YOUR OBJECTIVE » Work out how many lines below hold the string "attributter" and state only that figure.

(RECORDS TO PROCESS Opens)

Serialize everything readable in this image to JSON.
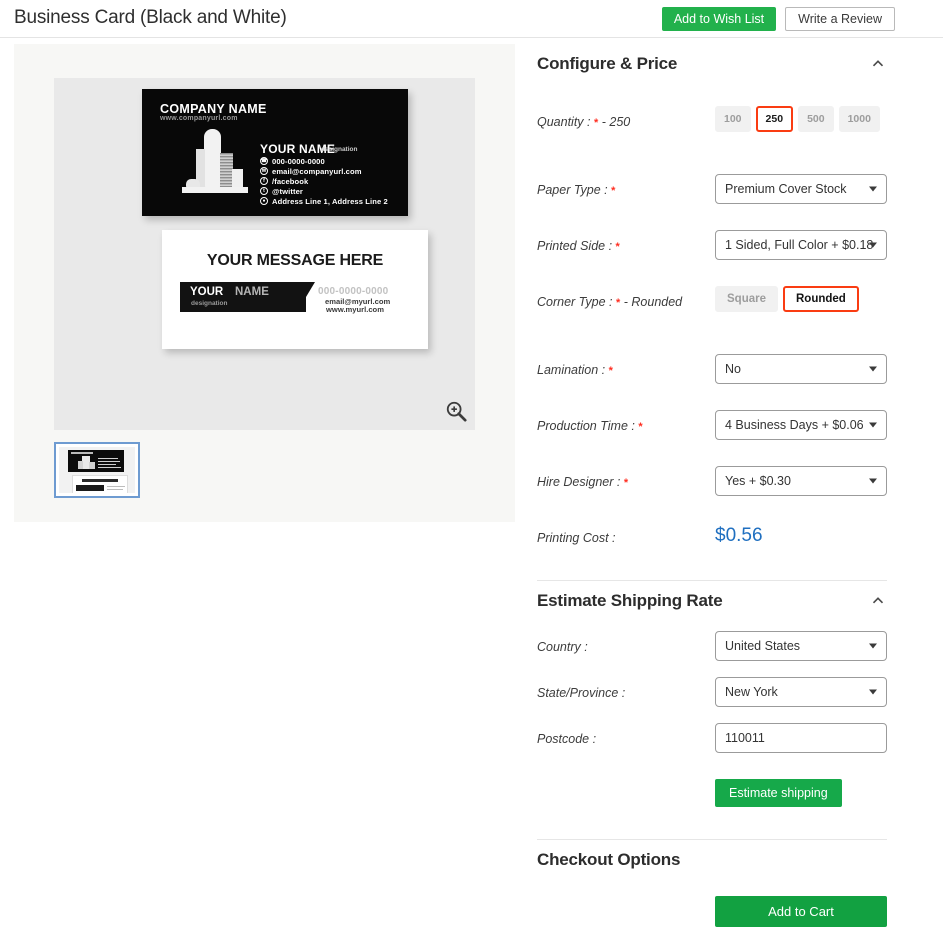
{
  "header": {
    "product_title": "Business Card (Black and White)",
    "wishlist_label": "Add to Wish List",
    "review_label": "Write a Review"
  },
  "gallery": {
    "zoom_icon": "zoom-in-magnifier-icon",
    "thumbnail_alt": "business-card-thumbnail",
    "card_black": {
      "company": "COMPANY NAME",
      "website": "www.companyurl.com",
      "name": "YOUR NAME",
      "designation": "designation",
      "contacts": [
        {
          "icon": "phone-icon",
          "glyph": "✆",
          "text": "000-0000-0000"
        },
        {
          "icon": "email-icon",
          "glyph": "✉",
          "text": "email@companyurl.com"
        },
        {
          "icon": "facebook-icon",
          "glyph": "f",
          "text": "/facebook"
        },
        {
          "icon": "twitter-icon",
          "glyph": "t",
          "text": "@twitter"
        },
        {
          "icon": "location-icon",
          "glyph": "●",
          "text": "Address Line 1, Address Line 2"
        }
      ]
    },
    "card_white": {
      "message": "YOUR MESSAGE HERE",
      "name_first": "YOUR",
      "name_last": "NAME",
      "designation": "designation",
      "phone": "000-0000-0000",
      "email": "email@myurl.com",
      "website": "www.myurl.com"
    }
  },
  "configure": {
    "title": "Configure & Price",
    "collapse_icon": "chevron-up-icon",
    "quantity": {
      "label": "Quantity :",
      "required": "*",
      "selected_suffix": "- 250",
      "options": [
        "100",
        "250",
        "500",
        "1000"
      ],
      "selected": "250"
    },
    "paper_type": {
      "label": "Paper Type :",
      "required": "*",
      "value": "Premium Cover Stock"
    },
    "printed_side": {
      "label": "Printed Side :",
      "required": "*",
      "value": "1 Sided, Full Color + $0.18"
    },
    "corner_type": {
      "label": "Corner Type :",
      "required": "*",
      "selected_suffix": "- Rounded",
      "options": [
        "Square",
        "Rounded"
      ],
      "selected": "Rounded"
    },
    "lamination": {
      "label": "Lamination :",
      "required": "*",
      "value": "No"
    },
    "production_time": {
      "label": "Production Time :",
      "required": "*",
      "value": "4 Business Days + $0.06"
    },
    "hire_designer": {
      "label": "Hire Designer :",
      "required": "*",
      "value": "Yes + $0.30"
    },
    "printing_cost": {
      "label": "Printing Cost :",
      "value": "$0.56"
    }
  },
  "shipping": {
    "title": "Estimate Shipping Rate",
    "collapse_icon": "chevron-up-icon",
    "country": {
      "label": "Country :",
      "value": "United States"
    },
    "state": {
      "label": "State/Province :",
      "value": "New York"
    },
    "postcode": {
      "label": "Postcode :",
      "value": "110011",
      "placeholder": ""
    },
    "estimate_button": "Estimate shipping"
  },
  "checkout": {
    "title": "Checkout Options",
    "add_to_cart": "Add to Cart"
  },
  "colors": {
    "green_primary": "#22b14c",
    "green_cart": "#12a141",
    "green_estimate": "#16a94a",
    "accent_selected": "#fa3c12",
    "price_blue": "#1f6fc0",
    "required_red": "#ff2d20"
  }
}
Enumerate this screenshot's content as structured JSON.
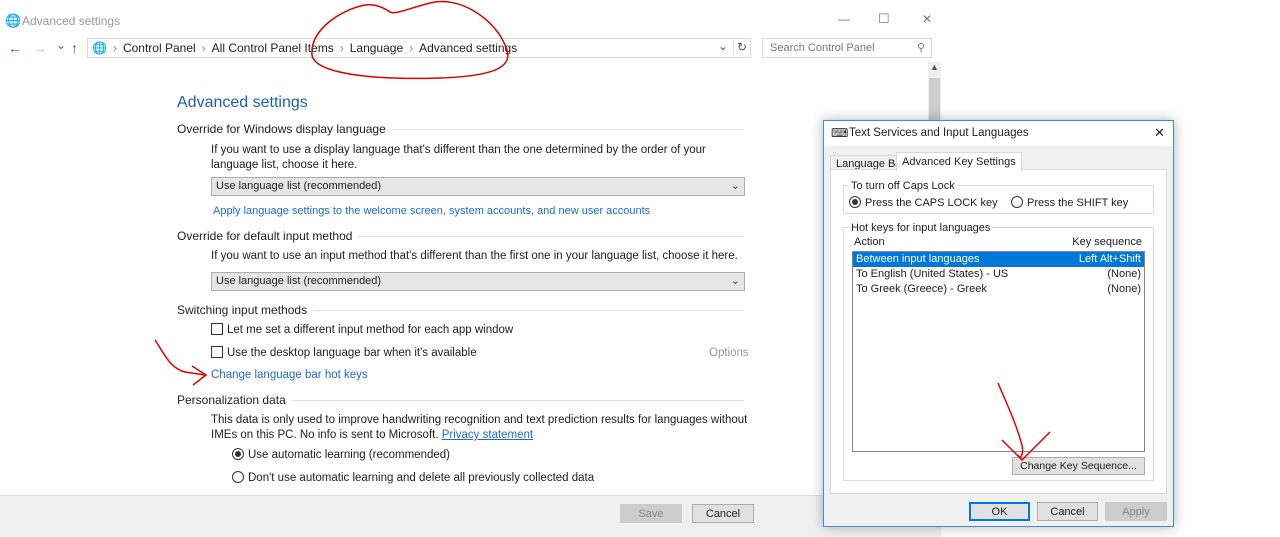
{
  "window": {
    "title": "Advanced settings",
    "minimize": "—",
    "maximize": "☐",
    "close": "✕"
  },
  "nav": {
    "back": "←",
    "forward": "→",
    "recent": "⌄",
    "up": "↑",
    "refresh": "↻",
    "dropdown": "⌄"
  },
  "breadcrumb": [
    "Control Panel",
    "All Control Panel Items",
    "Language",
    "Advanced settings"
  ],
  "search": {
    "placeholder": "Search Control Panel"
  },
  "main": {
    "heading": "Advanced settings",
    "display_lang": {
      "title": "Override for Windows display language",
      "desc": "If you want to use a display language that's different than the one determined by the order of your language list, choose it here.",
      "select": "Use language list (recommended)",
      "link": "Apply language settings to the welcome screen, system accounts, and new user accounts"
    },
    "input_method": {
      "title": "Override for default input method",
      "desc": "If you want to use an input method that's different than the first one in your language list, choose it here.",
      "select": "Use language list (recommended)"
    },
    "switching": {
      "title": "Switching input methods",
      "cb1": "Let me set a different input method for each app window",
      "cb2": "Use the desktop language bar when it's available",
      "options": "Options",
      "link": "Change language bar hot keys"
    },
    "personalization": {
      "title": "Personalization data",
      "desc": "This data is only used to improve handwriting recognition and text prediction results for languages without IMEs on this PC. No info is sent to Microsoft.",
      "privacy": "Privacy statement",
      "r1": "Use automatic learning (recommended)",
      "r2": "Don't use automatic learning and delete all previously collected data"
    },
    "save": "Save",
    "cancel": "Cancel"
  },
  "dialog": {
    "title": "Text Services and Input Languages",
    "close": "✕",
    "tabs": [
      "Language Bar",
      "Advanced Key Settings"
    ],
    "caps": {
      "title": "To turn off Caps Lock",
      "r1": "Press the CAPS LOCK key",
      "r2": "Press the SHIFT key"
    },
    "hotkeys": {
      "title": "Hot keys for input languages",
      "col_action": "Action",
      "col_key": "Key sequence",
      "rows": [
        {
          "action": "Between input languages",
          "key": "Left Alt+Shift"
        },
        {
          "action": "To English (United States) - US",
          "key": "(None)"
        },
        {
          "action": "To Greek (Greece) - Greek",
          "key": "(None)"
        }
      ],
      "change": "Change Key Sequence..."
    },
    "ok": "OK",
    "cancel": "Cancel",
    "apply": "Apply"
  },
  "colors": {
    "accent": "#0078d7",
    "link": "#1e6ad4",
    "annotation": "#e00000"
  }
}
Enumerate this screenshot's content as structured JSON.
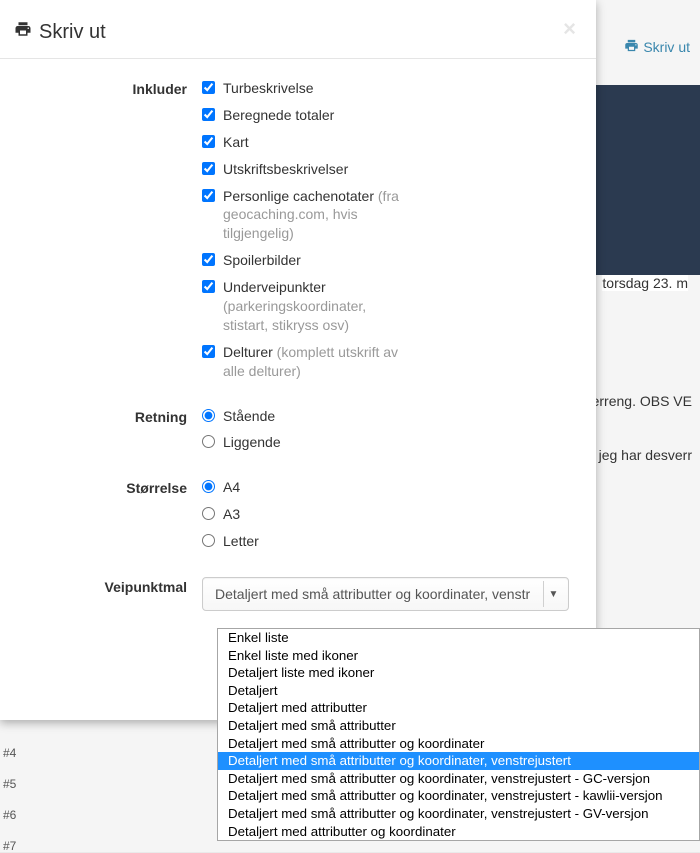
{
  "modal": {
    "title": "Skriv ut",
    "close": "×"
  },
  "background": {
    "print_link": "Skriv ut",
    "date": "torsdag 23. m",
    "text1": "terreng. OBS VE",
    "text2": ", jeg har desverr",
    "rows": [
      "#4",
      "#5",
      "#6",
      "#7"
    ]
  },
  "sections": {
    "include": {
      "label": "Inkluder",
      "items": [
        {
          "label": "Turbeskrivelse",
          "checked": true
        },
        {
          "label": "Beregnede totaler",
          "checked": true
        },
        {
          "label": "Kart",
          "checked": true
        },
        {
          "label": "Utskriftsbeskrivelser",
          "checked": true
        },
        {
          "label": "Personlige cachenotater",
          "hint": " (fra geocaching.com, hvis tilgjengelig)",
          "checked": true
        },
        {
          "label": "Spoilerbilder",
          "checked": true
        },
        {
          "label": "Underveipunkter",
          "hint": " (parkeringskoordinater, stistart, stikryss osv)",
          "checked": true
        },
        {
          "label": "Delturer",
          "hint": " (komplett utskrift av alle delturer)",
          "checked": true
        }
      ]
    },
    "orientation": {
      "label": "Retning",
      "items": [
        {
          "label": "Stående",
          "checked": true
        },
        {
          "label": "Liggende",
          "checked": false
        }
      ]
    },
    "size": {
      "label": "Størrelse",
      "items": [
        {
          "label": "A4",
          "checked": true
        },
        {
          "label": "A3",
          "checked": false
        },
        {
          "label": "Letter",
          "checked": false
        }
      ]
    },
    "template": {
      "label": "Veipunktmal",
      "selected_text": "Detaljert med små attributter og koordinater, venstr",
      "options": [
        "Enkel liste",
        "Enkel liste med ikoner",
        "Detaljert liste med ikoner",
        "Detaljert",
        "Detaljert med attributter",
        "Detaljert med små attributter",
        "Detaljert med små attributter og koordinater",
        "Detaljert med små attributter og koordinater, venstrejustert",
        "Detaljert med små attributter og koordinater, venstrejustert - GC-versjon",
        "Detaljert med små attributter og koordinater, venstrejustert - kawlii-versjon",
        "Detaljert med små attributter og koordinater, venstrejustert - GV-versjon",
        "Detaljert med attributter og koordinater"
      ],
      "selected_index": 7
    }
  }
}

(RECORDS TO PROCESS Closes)

WRITTEN RESPONSE » 9